▸ Requirement
Write the data out again, exactly as given.

Stored items:
■ ■ ■

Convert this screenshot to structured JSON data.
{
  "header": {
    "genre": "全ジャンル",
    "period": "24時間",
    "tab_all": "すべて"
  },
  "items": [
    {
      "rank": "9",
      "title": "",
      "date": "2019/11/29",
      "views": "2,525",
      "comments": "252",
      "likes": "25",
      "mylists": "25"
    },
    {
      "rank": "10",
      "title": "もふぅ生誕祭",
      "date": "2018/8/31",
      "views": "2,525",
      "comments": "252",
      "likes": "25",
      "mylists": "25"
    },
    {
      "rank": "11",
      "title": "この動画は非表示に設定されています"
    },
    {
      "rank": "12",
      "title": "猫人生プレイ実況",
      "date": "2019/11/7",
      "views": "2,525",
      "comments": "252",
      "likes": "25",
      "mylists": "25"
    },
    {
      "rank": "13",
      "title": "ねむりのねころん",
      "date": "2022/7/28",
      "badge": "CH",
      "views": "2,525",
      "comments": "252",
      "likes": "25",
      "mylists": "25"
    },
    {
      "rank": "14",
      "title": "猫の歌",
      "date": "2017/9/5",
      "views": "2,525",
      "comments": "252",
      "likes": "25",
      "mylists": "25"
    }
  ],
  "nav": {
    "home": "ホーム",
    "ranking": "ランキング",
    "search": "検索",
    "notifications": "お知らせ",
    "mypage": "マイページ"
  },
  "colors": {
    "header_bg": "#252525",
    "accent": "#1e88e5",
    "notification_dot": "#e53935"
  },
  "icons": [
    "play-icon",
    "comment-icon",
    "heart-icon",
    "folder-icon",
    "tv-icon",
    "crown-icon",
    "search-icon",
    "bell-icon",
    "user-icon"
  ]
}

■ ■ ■

▸ Reply to the task
Convert this screenshot to structured JSON data.
{
  "header": {
    "genre": "全ジャンル",
    "period": "24時間",
    "tab_all": "すべて"
  },
  "items": [
    {
      "rank": "9",
      "title": "",
      "date": "2019/11/29",
      "views": "2,525",
      "comments": "252",
      "likes": "25",
      "mylists": "25"
    },
    {
      "rank": "10",
      "title": "もふぅ生誕祭",
      "date": "2018/8/31",
      "views": "2,525",
      "comments": "252",
      "likes": "25",
      "mylists": "25"
    },
    {
      "rank": "11",
      "title": "この動画は非表示に設定されています"
    },
    {
      "rank": "12",
      "title": "猫人生プレイ実況",
      "date": "2019/11/7",
      "views": "2,525",
      "comments": "252",
      "likes": "25",
      "mylists": "25"
    },
    {
      "rank": "13",
      "title": "ねむりのねころん",
      "date": "2022/7/28",
      "badge": "CH",
      "views": "2,525",
      "comments": "252",
      "likes": "25",
      "mylists": "25"
    },
    {
      "rank": "14",
      "title": "猫の歌",
      "date": "2017/9/5",
      "views": "2,525",
      "comments": "252",
      "likes": "25",
      "mylists": "25"
    }
  ],
  "nav": {
    "home": "ホーム",
    "ranking": "ランキング",
    "search": "検索",
    "notifications": "お知らせ",
    "mypage": "マイページ"
  },
  "colors": {
    "header_bg": "#252525",
    "accent": "#1e88e5",
    "notification_dot": "#e53935"
  },
  "icons": [
    "play-icon",
    "comment-icon",
    "heart-icon",
    "folder-icon",
    "tv-icon",
    "crown-icon",
    "search-icon",
    "bell-icon",
    "user-icon"
  ]
}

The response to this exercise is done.